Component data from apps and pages
++++

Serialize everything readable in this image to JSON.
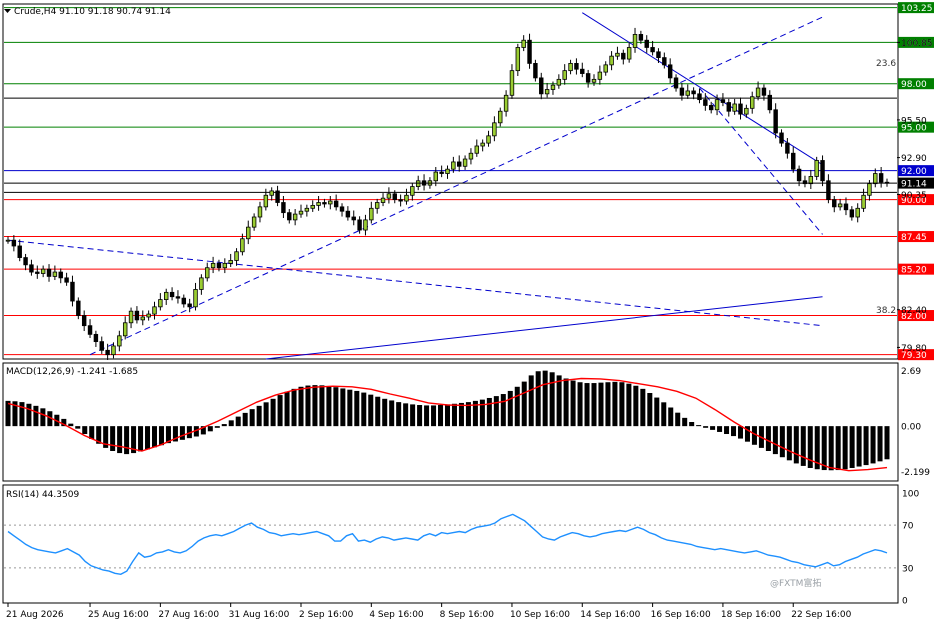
{
  "header": {
    "symbol_line": "Crude,H4  91.10 91.18 90.74 91.14"
  },
  "macd_label": "MACD(12,26,9) -1.241 -1.685",
  "rsi_label": "RSI(14) 44.3509",
  "watermark": "@FXTM富拓",
  "fib_labels": {
    "f236": "23.6",
    "f382": "38.2"
  },
  "colors": {
    "green": "#008000",
    "red": "#ff0000",
    "blue": "#0000cc",
    "black": "#000000",
    "rsi": "#1e90ff",
    "signal": "#ff0000"
  },
  "chart_data": [
    {
      "type": "candlestick",
      "title": "Crude,H4",
      "ylim": [
        79.0,
        103.5
      ],
      "price_axis_ticks": [
        "100.85",
        "95.50",
        "92.90",
        "90.35",
        "82.40",
        "79.80"
      ],
      "current_price": "91.14",
      "horizontal_levels": [
        {
          "value": 103.25,
          "label": "103.25",
          "color": "green"
        },
        {
          "value": 100.85,
          "label": "100.85",
          "color": "green"
        },
        {
          "value": 98.0,
          "label": "98.00",
          "color": "green"
        },
        {
          "value": 95.0,
          "label": "95.00",
          "color": "green"
        },
        {
          "value": 92.0,
          "label": "92.00",
          "color": "blue"
        },
        {
          "value": 90.0,
          "label": "90.00",
          "color": "red"
        },
        {
          "value": 87.45,
          "label": "87.45",
          "color": "red"
        },
        {
          "value": 85.2,
          "label": "85.20",
          "color": "red"
        },
        {
          "value": 82.0,
          "label": "82.00",
          "color": "red"
        },
        {
          "value": 79.3,
          "label": "79.30",
          "color": "red"
        }
      ],
      "x_labels": [
        "21 Aug 2026",
        "25 Aug 16:00",
        "27 Aug 16:00",
        "31 Aug 16:00",
        "2 Sep 16:00",
        "4 Sep 16:00",
        "8 Sep 16:00",
        "10 Sep 16:00",
        "14 Sep 16:00",
        "16 Sep 16:00",
        "18 Sep 16:00",
        "22 Sep 16:00"
      ],
      "closes": [
        87.2,
        86.8,
        86.0,
        85.5,
        85.0,
        84.9,
        85.2,
        84.7,
        85.0,
        84.6,
        84.3,
        83.0,
        82.0,
        81.3,
        80.7,
        80.2,
        79.6,
        79.3,
        79.9,
        80.6,
        81.5,
        82.3,
        81.7,
        81.9,
        82.1,
        82.6,
        83.1,
        83.6,
        83.3,
        83.2,
        82.8,
        82.6,
        83.8,
        84.6,
        85.3,
        85.6,
        85.3,
        85.6,
        85.8,
        86.4,
        87.3,
        88.1,
        88.8,
        89.5,
        90.3,
        90.6,
        89.8,
        89.1,
        88.6,
        89.0,
        89.2,
        89.4,
        89.6,
        89.8,
        89.7,
        89.9,
        89.5,
        89.2,
        88.8,
        88.6,
        87.9,
        88.6,
        89.4,
        89.8,
        90.1,
        90.4,
        90.0,
        89.9,
        90.3,
        90.9,
        91.3,
        91.0,
        91.3,
        91.9,
        91.8,
        92.1,
        92.6,
        92.3,
        92.8,
        93.2,
        93.7,
        93.9,
        94.4,
        95.3,
        96.1,
        97.2,
        98.9,
        100.5,
        101.0,
        99.4,
        98.4,
        97.3,
        97.6,
        97.9,
        98.3,
        98.9,
        99.4,
        99.0,
        98.7,
        98.1,
        98.3,
        98.8,
        99.3,
        99.9,
        100.1,
        99.7,
        100.5,
        101.4,
        101.0,
        100.5,
        100.2,
        99.8,
        99.3,
        98.4,
        97.7,
        97.2,
        97.5,
        97.3,
        96.9,
        96.5,
        96.2,
        96.9,
        96.7,
        96.1,
        96.6,
        95.9,
        96.3,
        97.1,
        97.7,
        97.2,
        96.2,
        94.6,
        93.9,
        93.2,
        92.1,
        91.3,
        91.1,
        91.6,
        92.7,
        91.3,
        90.0,
        89.5,
        89.7,
        89.3,
        88.8,
        89.4,
        90.3,
        91.1,
        91.8,
        91.2,
        91.14
      ],
      "overlays": [
        {
          "type": "dashed-line",
          "from": {
            "date": "25 Aug 16:00",
            "value": 79.3
          },
          "to": {
            "date": "22 Sep 20:00",
            "value": 102.6
          }
        },
        {
          "type": "dashed-line",
          "from": {
            "date": "21 Aug 2026",
            "value": 87.2
          },
          "to": {
            "date": "22 Sep 20:00",
            "value": 81.3
          }
        },
        {
          "type": "solid-line",
          "from": {
            "date": "2 Sep 00:00",
            "value": 79.0
          },
          "to": {
            "date": "22 Sep 20:00",
            "value": 83.3
          }
        },
        {
          "type": "solid-line",
          "from": {
            "date": "14 Sep 16:00",
            "value": 102.9
          },
          "to": {
            "date": "22 Sep 20:00",
            "value": 92.4
          }
        },
        {
          "type": "dashed-line",
          "from": {
            "date": "18 Sep 00:00",
            "value": 97.7
          },
          "to": {
            "date": "22 Sep 20:00",
            "value": 87.6
          }
        },
        {
          "type": "fib-level",
          "value": 97.0,
          "label": "23.6"
        },
        {
          "type": "fib-level",
          "value": 90.5,
          "label": "38.2"
        }
      ]
    },
    {
      "type": "histogram",
      "title": "MACD(12,26,9)",
      "ylim": [
        -2.6,
        3.0
      ],
      "axis_ticks": [
        "2.69",
        "0.00",
        "-2.199"
      ],
      "values": [
        1.22,
        1.2,
        1.16,
        1.08,
        0.98,
        0.86,
        0.72,
        0.55,
        0.35,
        0.12,
        -0.12,
        -0.38,
        -0.62,
        -0.85,
        -1.05,
        -1.2,
        -1.3,
        -1.35,
        -1.3,
        -1.22,
        -1.12,
        -1.02,
        -0.92,
        -0.82,
        -0.74,
        -0.66,
        -0.58,
        -0.5,
        -0.4,
        -0.25,
        -0.08,
        0.1,
        0.28,
        0.46,
        0.64,
        0.82,
        0.98,
        1.15,
        1.32,
        1.5,
        1.66,
        1.8,
        1.9,
        1.96,
        1.98,
        1.97,
        1.93,
        1.88,
        1.82,
        1.76,
        1.7,
        1.62,
        1.52,
        1.42,
        1.32,
        1.24,
        1.16,
        1.1,
        1.05,
        1.02,
        1.0,
        1.0,
        1.02,
        1.05,
        1.08,
        1.12,
        1.16,
        1.22,
        1.28,
        1.36,
        1.45,
        1.55,
        1.7,
        1.9,
        2.15,
        2.45,
        2.65,
        2.68,
        2.6,
        2.45,
        2.3,
        2.2,
        2.12,
        2.08,
        2.08,
        2.1,
        2.12,
        2.14,
        2.12,
        2.05,
        1.95,
        1.8,
        1.6,
        1.38,
        1.15,
        0.9,
        0.65,
        0.4,
        0.2,
        0.05,
        -0.08,
        -0.18,
        -0.28,
        -0.38,
        -0.48,
        -0.6,
        -0.75,
        -0.9,
        -1.05,
        -1.2,
        -1.35,
        -1.5,
        -1.65,
        -1.8,
        -1.92,
        -2.02,
        -2.08,
        -2.12,
        -2.13,
        -2.12,
        -2.08,
        -2.02,
        -1.95,
        -1.88,
        -1.8,
        -1.7,
        -1.6
      ],
      "signal": [
        1.1,
        0.85,
        0.5,
        0.05,
        -0.45,
        -0.85,
        -1.0,
        -1.2,
        -0.9,
        -0.5,
        -0.15,
        0.25,
        0.7,
        1.15,
        1.5,
        1.75,
        1.88,
        1.93,
        1.9,
        1.78,
        1.55,
        1.35,
        1.12,
        1.02,
        1.0,
        1.05,
        1.2,
        1.6,
        2.0,
        2.2,
        2.3,
        2.28,
        2.2,
        2.05,
        1.9,
        1.68,
        1.35,
        0.8,
        0.2,
        -0.35,
        -0.8,
        -1.25,
        -1.65,
        -2.0,
        -2.15,
        -2.1,
        -2.0
      ]
    },
    {
      "type": "line",
      "title": "RSI(14)",
      "ylim": [
        0,
        100
      ],
      "axis_ticks": [
        "100",
        "70",
        "30",
        "0"
      ],
      "values": [
        64,
        60,
        56,
        52,
        49,
        47,
        46,
        45,
        44,
        46,
        48,
        45,
        42,
        36,
        32,
        30,
        28,
        27,
        25,
        24,
        27,
        36,
        44,
        40,
        41,
        44,
        45,
        47,
        45,
        44,
        46,
        50,
        55,
        58,
        60,
        61,
        60,
        62,
        64,
        67,
        70,
        72,
        68,
        66,
        63,
        62,
        60,
        61,
        62,
        61,
        62,
        63,
        64,
        62,
        60,
        55,
        55,
        60,
        62,
        55,
        56,
        54,
        57,
        59,
        58,
        56,
        57,
        58,
        57,
        56,
        60,
        62,
        60,
        63,
        62,
        63,
        64,
        63,
        66,
        68,
        69,
        70,
        72,
        76,
        78,
        80,
        77,
        74,
        69,
        64,
        59,
        57,
        56,
        59,
        61,
        63,
        62,
        60,
        59,
        60,
        62,
        63,
        64,
        65,
        64,
        66,
        68,
        66,
        63,
        61,
        58,
        56,
        55,
        54,
        53,
        52,
        50,
        49,
        48,
        47,
        48,
        47,
        46,
        45,
        44,
        45,
        46,
        44,
        42,
        41,
        40,
        38,
        36,
        35,
        33,
        32,
        31,
        33,
        35,
        32,
        33,
        36,
        38,
        40,
        43,
        45,
        47,
        46,
        44
      ]
    }
  ]
}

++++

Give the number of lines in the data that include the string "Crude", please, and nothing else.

2